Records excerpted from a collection
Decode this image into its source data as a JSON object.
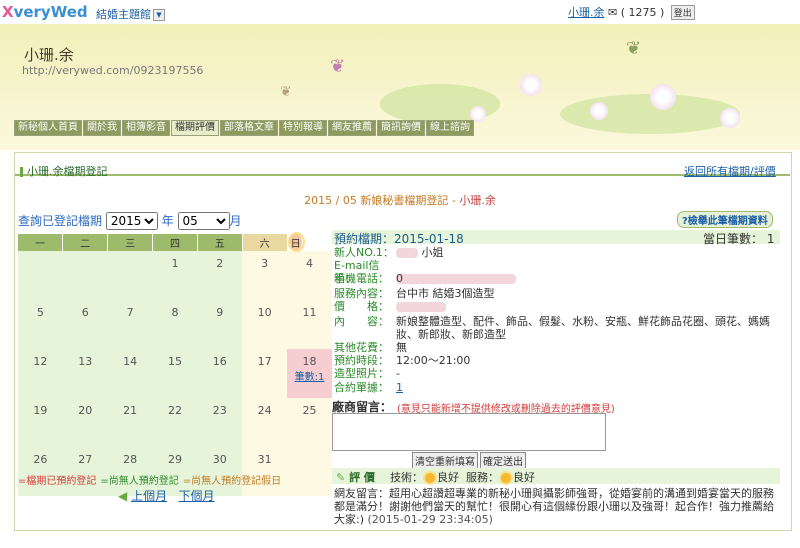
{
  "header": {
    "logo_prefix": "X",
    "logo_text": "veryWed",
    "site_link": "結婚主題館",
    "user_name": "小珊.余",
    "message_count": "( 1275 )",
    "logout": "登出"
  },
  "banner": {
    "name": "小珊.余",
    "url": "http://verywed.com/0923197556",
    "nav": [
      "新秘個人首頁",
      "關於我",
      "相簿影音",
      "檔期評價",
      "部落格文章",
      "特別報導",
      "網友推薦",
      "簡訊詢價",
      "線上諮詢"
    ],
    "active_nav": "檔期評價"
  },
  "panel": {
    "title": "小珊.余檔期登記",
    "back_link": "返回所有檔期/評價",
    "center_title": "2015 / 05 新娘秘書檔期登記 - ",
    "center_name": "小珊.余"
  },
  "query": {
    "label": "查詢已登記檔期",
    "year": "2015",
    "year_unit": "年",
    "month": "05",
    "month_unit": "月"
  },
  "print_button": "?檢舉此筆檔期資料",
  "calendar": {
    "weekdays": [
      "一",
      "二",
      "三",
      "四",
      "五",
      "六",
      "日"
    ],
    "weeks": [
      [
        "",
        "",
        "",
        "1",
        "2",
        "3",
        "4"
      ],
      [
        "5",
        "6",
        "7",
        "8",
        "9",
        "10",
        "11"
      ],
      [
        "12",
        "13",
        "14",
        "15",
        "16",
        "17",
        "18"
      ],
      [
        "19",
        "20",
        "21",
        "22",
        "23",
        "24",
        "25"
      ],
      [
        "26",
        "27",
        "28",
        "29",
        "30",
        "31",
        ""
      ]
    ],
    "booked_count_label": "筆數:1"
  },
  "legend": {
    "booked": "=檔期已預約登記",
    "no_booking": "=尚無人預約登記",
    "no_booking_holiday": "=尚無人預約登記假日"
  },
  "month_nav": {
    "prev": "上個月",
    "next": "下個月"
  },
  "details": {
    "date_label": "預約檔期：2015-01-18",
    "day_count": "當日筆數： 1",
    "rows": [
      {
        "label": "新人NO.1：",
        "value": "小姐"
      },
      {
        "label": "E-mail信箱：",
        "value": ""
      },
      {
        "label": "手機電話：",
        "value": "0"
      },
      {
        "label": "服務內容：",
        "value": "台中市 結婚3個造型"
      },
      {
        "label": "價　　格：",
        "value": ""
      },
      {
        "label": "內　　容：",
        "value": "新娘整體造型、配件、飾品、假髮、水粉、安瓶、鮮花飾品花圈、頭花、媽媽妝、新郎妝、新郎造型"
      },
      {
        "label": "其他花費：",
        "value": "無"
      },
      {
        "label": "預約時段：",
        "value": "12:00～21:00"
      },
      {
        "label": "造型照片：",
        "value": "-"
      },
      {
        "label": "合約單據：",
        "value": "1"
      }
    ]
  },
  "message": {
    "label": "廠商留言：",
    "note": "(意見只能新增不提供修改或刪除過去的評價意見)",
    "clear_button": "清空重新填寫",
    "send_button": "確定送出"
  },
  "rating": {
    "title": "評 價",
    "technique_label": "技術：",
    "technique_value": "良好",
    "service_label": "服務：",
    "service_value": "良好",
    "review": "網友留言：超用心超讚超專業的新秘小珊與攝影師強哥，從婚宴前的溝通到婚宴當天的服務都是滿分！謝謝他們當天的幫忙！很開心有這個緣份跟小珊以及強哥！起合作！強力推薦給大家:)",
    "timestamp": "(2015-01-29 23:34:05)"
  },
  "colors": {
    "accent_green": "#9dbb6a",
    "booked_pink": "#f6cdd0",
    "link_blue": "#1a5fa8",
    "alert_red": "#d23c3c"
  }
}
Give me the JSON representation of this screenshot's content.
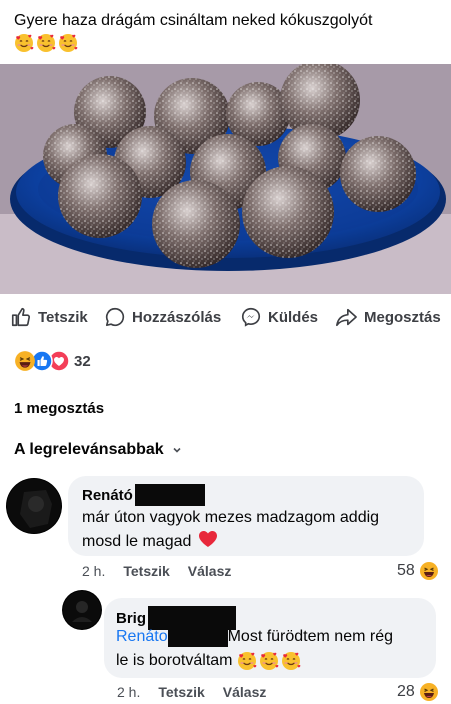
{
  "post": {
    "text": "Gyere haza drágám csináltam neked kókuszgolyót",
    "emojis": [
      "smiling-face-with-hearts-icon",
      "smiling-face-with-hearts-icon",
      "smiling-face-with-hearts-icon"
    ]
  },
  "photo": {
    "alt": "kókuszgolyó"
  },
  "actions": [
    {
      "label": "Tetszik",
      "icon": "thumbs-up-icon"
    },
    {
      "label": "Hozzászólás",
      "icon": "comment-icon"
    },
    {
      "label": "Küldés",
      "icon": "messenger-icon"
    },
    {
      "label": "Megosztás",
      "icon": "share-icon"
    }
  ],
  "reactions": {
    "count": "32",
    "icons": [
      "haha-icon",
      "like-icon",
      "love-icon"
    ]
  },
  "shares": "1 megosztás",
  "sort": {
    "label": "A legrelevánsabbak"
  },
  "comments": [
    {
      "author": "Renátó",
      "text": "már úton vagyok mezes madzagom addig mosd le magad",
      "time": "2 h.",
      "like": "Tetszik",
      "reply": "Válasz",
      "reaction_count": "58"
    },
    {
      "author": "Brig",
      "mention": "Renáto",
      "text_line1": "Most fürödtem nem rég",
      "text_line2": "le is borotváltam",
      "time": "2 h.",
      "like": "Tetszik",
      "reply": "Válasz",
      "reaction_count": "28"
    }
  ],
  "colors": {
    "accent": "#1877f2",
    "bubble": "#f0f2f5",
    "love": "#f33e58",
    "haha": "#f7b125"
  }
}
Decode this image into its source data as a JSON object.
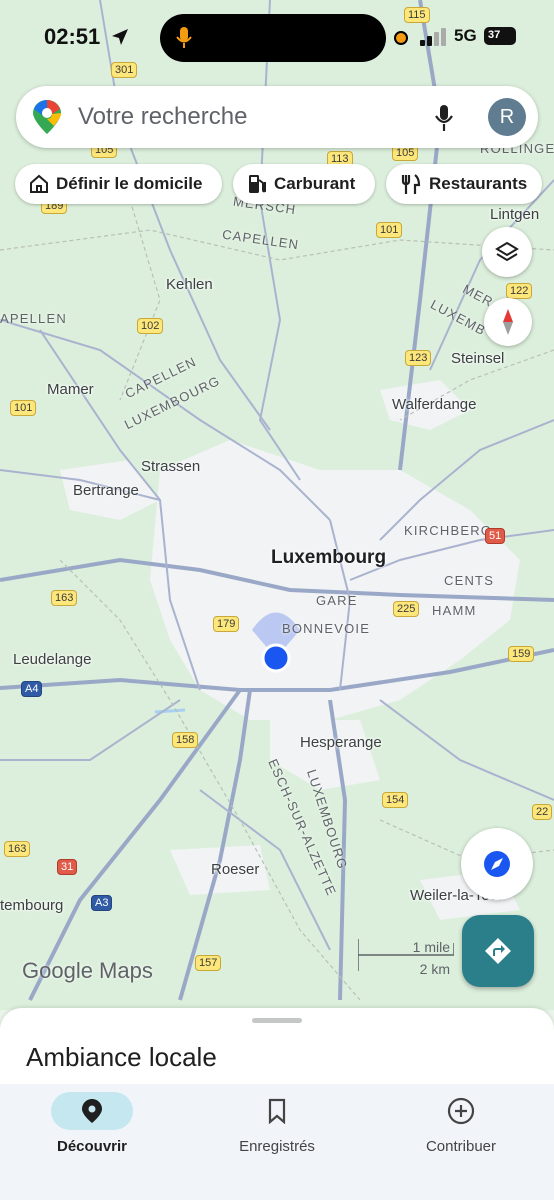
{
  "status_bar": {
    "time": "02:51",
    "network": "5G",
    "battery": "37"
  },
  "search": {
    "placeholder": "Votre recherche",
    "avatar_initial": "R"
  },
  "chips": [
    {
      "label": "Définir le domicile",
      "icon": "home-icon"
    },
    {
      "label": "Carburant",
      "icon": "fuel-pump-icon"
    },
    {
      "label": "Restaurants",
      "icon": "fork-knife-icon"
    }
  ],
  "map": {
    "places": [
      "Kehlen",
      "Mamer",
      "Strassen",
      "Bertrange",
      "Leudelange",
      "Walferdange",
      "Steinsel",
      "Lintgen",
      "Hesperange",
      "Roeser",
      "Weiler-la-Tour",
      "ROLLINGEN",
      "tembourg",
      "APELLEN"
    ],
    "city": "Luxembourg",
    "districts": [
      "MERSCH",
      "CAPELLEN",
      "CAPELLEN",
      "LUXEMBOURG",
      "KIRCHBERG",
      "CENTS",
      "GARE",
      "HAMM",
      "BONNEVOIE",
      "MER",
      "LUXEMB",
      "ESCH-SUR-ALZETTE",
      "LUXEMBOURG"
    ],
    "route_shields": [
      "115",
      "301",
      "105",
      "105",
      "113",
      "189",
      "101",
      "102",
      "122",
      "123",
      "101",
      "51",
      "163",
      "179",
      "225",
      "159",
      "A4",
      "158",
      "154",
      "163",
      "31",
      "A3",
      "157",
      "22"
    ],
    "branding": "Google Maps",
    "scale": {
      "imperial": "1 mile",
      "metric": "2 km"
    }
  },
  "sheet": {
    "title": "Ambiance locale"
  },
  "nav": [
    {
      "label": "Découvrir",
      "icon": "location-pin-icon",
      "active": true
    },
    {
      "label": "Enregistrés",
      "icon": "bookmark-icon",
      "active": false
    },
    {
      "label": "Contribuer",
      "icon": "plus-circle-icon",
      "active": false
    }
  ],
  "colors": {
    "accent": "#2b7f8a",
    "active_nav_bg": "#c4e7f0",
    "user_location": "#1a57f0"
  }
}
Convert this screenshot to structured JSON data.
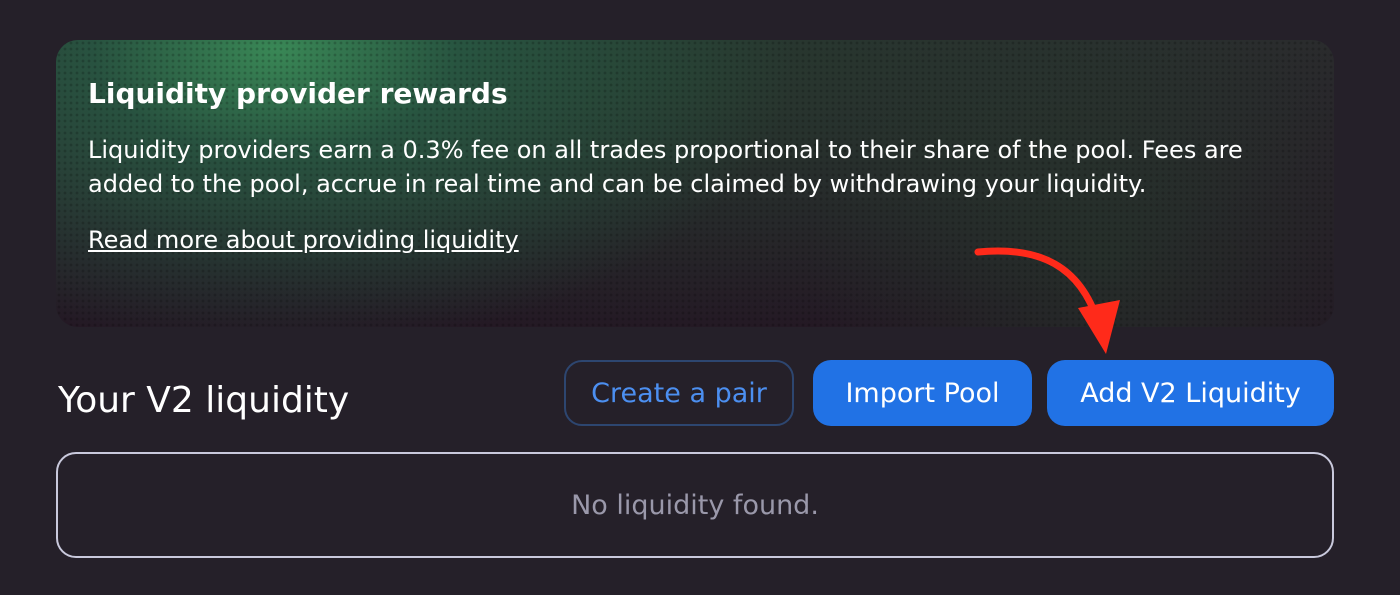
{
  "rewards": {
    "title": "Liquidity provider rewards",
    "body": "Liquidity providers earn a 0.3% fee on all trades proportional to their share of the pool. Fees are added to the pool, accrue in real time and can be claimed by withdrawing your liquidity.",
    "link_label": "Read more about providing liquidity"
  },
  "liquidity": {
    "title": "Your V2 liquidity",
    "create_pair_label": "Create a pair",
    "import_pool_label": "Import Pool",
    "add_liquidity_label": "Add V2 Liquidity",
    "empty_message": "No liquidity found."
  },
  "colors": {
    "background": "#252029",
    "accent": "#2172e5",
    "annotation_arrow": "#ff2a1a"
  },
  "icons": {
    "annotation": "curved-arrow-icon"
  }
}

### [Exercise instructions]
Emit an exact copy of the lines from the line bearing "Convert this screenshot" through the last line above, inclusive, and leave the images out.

### [Answer box]
Convert this screenshot to structured JSON data.
{
  "rewards": {
    "title": "Liquidity provider rewards",
    "body": "Liquidity providers earn a 0.3% fee on all trades proportional to their share of the pool. Fees are added to the pool, accrue in real time and can be claimed by withdrawing your liquidity.",
    "link_label": "Read more about providing liquidity"
  },
  "liquidity": {
    "title": "Your V2 liquidity",
    "create_pair_label": "Create a pair",
    "import_pool_label": "Import Pool",
    "add_liquidity_label": "Add V2 Liquidity",
    "empty_message": "No liquidity found."
  },
  "colors": {
    "background": "#252029",
    "accent": "#2172e5",
    "annotation_arrow": "#ff2a1a"
  },
  "icons": {
    "annotation": "curved-arrow-icon"
  }
}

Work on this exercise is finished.